I think then the next question that I would build would be how the Westminster Divines said that elect infants dying in infancy will be saved. This is to me a wonderful thing, even though there may be puzzles and things in which we perhaps disagree as to how much light Scripture sheds on it. It’s wonderful to think that there will be regenerated embryos brought to their fruition and fulfillment in the transformation of the resurrection. That is such a blessed thought. To me, that is just a glorious thought. So I certainly believe in the salvation of infants.

Piper: All of them, or some?

Ferguson: John, I don’t know what the answer to that question is. I think if somebody asked me to express it, I would express it in terms of the Westminster Divines that elect infants dying in infancy will be saved. I think that’s built on several things. And to me, the chief thing is that we do have evidence of embryonic regeneration in the New Testament and in Scripture generally, I think.

Secondly, my own understanding at the moment of David’s experience with the loss of his infant is in terms that his going to the child who has died has salvific content. It means more than simply that the child has gone into the dust, and I’ll go into the dust. I think it’s an expression of faith. It’s an expression of his eschatological perspective, and it’s the thing in some measure that turns him round at that point in his life, that there is the hope of reunion.

The questions are getting more and more difficult here but my own answer to that would be in covenantal terms. It is in part an expression for all his sinfulness of his deep-seated conviction that the covenant of God extends not only to him but to his children, plus the fact that I think it’s that which turns him round at that point. His response is not simply a matter of shoulder-shrugging resignation, but a fresh determination gained from a certain conviction about the significance of the event that’s taken place.

Piper: Can I ask for feedback on an exegetical argument that all infants will be saved? The only people I’ve ever shared this with are people who are so eager to believe it that they’re not very helpful critics. The argument would go like this:

His invisible attributes, namely, his eternal power and divine nature, have been clearly perceived, ever since the creation of the world, in the things that have been made. So they are without excuse. For although they knew God, they did not honor him as God . . . (Romans 1:20–21).

Now this therefore seems to be rooted in two things at least. First, it’s rooted in the fact that knowledge of what they ought to do was available to them.

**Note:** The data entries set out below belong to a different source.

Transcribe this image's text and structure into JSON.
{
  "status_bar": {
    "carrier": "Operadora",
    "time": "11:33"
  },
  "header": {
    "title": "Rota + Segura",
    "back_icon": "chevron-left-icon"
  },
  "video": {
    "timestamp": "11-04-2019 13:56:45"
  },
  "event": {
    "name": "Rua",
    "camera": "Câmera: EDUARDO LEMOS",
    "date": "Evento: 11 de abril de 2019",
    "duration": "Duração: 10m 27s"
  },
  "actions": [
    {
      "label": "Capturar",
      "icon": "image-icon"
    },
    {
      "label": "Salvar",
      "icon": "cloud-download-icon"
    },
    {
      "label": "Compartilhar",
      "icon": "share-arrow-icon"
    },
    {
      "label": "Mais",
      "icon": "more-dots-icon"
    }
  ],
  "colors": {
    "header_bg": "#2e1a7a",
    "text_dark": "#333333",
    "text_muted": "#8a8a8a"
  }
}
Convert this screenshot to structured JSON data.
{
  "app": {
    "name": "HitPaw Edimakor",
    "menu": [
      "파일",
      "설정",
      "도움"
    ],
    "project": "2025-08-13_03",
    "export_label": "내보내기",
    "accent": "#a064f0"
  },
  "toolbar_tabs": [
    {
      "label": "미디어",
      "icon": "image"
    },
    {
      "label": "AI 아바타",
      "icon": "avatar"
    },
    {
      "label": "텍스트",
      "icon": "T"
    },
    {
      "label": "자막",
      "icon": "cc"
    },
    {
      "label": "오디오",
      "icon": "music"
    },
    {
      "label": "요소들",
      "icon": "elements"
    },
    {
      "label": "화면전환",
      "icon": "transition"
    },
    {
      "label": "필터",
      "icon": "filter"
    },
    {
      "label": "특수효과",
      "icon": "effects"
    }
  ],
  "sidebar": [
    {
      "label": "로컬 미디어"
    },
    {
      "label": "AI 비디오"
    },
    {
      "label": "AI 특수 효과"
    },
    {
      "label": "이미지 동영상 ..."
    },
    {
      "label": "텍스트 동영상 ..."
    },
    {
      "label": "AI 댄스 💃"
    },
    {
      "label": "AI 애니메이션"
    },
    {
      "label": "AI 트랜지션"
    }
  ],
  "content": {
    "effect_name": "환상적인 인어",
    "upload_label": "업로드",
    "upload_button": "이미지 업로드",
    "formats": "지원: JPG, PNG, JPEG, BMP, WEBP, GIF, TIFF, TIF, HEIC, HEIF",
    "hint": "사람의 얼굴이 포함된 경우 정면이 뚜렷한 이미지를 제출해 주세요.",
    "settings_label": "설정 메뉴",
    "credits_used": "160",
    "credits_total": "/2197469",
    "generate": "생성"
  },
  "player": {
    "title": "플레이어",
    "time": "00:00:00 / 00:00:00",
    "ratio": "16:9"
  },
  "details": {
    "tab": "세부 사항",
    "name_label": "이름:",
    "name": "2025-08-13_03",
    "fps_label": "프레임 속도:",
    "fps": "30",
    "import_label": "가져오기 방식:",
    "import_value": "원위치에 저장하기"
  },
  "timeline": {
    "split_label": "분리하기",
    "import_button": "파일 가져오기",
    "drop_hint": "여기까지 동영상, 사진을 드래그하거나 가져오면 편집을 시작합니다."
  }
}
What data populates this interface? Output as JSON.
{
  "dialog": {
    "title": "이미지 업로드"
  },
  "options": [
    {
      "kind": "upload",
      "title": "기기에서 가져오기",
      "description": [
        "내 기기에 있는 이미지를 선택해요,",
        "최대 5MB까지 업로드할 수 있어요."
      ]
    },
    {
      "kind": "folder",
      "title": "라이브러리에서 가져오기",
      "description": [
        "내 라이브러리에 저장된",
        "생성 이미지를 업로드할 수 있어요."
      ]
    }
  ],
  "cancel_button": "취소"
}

And by implication, capacities to process the knowledge were also there and that removed all possible excuses as though there would’ve been some ground for excuse had the knowledge or the ground for processing it not been there.

Therefore, can I not maintain theological orthodoxy and consistency by saying the fault and guilt is there in Adam, but that it is God’s way at the last judgment always to judge according to works and according to faith, and that he will listen if there is a legitimate excuse, one of which would be “I had no natural means of having access to knowledge (I’m not talking about spiritual blindness here), and therefore you would be unjust to send me to hell on your own principles.” Therefore, God will not sentence any babies or imbeciles to hell, and therefore they are all elect.

Ferguson: I’ve never heard that argument before.

Piper: Really?

Ferguson: So I’m not going to respond to it on the spur of the moment.

Piper: Well anyway, that’s a possibility we can all think about